(Stored items)
◆ ◆ ◆ ◆ ◆ ◆ ◆
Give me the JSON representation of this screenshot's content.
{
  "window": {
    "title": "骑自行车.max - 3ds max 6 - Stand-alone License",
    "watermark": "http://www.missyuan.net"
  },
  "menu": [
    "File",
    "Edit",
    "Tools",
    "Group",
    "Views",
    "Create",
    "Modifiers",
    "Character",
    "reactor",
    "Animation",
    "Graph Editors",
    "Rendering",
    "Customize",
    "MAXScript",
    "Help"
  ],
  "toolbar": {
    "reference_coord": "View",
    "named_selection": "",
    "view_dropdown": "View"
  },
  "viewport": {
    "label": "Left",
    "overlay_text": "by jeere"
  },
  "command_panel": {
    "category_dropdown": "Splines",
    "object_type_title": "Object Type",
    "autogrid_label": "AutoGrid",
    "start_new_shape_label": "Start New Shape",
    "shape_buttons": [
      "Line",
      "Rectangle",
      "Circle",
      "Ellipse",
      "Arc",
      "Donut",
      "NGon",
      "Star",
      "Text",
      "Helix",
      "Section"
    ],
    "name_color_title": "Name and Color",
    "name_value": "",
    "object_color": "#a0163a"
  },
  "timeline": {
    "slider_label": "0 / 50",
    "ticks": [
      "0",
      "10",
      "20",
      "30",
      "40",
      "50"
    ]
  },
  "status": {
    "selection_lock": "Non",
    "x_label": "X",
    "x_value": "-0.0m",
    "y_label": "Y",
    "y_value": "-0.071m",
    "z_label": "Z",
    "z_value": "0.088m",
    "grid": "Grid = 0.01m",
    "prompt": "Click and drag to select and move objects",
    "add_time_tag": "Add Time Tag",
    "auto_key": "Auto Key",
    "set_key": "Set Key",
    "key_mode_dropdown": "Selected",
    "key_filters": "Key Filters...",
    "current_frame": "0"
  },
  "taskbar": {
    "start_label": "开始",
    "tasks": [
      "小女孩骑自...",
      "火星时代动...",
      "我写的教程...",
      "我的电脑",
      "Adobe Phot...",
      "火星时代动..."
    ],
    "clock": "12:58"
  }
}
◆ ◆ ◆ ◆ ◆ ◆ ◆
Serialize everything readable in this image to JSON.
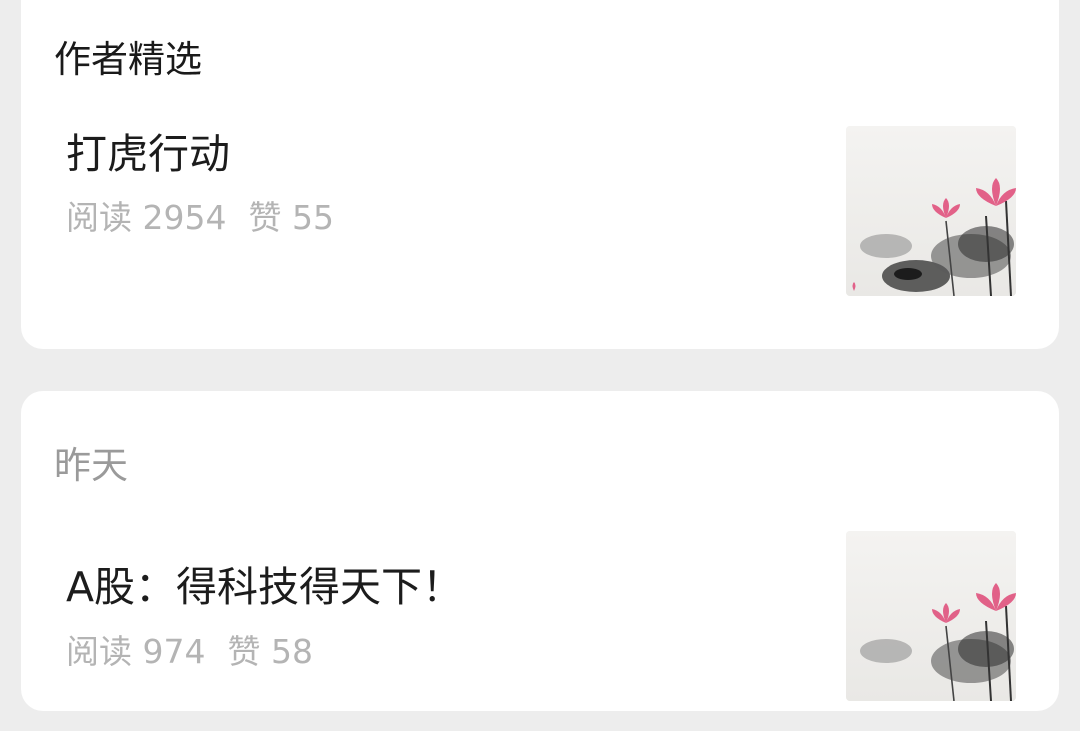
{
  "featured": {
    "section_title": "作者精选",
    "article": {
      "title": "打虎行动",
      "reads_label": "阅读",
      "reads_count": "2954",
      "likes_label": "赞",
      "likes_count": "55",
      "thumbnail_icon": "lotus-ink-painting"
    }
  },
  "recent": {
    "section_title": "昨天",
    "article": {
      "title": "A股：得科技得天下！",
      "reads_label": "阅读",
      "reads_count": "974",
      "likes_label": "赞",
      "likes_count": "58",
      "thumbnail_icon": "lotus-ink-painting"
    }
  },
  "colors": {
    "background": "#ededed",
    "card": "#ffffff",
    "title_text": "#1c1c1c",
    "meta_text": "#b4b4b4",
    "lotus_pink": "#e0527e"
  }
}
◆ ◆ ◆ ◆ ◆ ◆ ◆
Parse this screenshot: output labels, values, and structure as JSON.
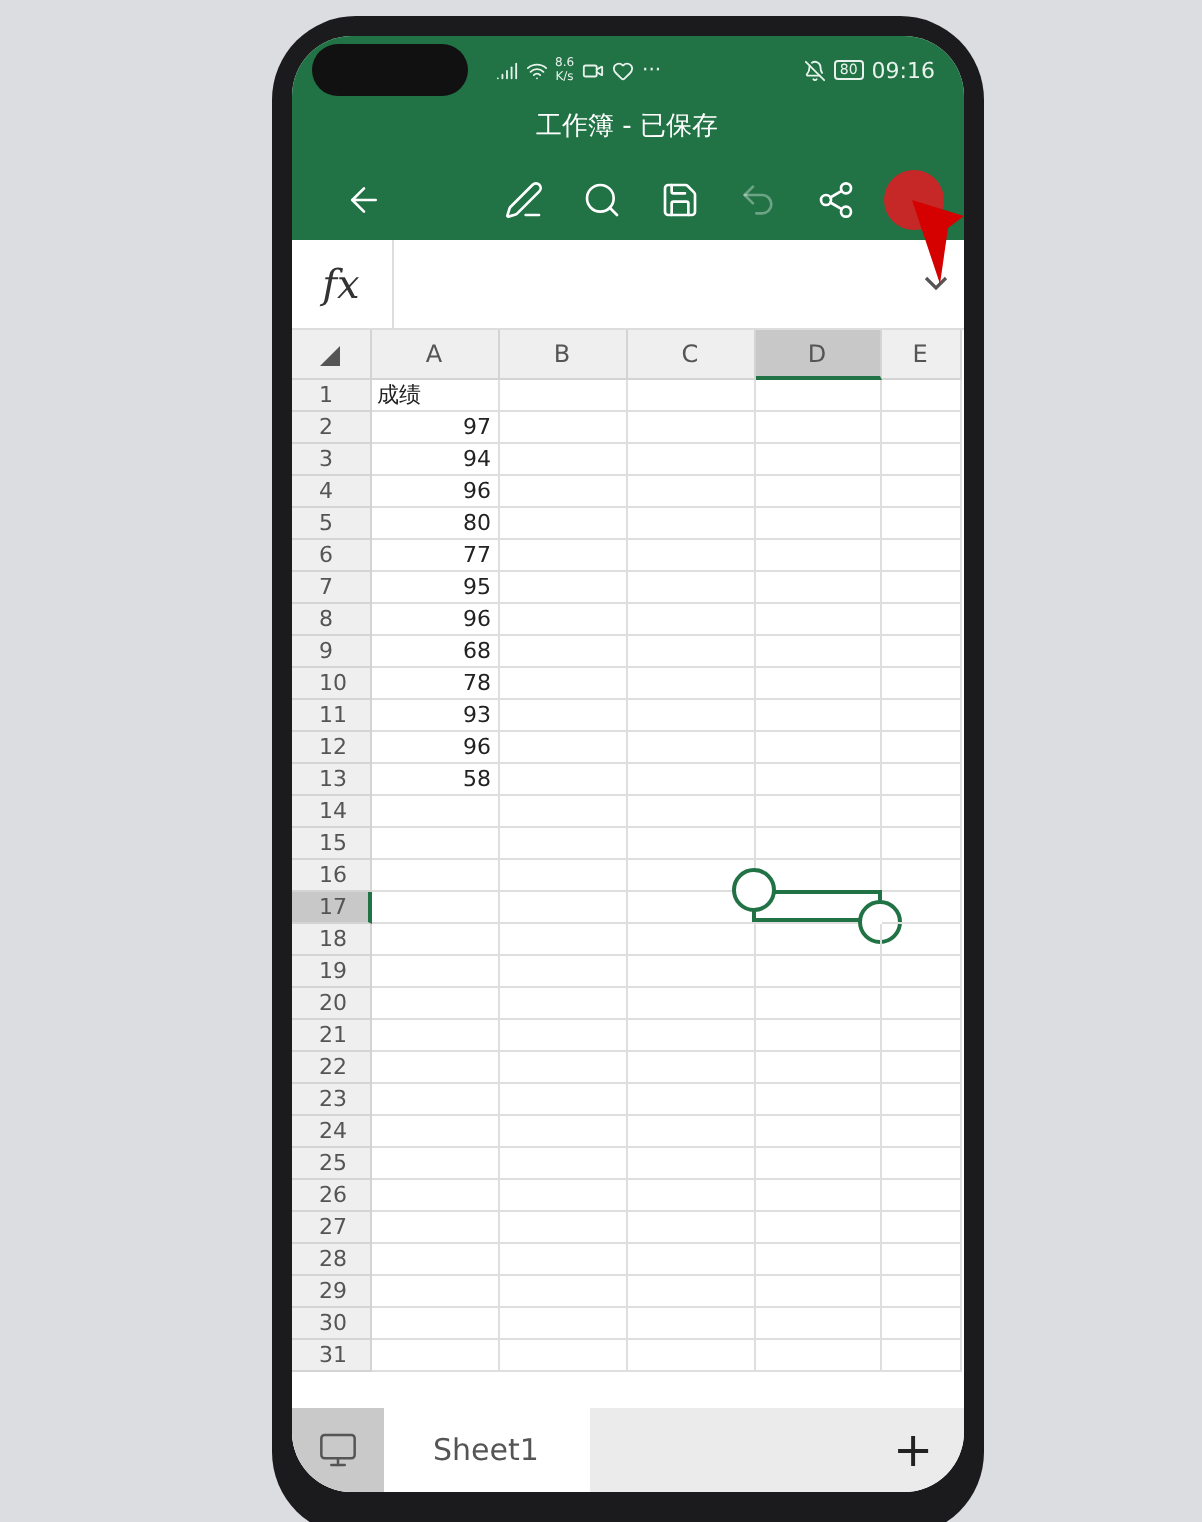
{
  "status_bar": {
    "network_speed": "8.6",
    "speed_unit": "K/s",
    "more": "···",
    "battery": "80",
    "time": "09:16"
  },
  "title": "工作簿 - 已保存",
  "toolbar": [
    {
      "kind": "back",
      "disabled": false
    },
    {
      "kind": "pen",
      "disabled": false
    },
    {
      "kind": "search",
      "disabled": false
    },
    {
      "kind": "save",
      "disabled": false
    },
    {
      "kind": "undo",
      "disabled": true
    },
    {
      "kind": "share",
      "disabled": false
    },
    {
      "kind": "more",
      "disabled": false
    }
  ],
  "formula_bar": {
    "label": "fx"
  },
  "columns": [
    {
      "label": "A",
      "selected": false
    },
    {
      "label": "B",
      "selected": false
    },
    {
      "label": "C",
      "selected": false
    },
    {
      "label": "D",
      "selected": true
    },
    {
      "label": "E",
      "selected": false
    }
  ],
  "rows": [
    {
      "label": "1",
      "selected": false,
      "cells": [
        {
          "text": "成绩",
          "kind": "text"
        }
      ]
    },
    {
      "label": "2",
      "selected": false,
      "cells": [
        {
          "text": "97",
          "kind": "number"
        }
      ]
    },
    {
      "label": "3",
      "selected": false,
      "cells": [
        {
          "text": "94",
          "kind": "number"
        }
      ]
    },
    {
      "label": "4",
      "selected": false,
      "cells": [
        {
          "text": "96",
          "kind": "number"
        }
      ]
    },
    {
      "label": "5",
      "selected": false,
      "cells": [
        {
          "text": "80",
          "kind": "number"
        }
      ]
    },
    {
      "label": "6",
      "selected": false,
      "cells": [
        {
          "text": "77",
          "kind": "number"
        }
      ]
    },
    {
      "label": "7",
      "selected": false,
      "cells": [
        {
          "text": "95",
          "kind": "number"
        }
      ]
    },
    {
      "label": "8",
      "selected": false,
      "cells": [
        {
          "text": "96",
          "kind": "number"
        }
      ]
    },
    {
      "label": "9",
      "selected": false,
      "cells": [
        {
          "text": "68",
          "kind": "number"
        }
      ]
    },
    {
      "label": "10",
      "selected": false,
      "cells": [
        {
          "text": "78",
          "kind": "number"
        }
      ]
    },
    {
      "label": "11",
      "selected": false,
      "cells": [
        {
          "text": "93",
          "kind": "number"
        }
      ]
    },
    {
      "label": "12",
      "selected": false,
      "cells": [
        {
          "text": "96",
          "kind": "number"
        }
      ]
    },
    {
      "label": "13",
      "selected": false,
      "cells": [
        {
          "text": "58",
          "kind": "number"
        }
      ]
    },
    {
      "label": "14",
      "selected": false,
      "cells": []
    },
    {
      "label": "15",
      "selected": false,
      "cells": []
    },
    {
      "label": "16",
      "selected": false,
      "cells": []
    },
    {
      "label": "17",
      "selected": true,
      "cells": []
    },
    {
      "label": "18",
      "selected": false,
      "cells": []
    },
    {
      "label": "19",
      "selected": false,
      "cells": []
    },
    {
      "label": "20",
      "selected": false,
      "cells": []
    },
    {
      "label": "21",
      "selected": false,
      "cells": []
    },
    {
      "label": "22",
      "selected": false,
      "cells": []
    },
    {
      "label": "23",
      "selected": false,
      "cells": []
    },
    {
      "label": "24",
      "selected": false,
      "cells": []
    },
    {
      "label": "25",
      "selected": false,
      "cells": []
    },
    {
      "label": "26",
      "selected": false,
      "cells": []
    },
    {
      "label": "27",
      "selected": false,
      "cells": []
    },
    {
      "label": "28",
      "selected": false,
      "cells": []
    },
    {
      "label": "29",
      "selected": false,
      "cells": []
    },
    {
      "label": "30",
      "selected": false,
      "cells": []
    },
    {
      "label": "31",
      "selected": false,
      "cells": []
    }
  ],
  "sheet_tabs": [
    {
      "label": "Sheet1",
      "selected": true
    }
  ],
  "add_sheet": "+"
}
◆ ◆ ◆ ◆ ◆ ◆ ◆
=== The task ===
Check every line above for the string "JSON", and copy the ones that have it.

=== Written solution ===
Give me the JSON representation of this screenshot's content.
Serialize everything readable in this image to JSON.
Parse this screenshot: output labels, values, and structure as JSON.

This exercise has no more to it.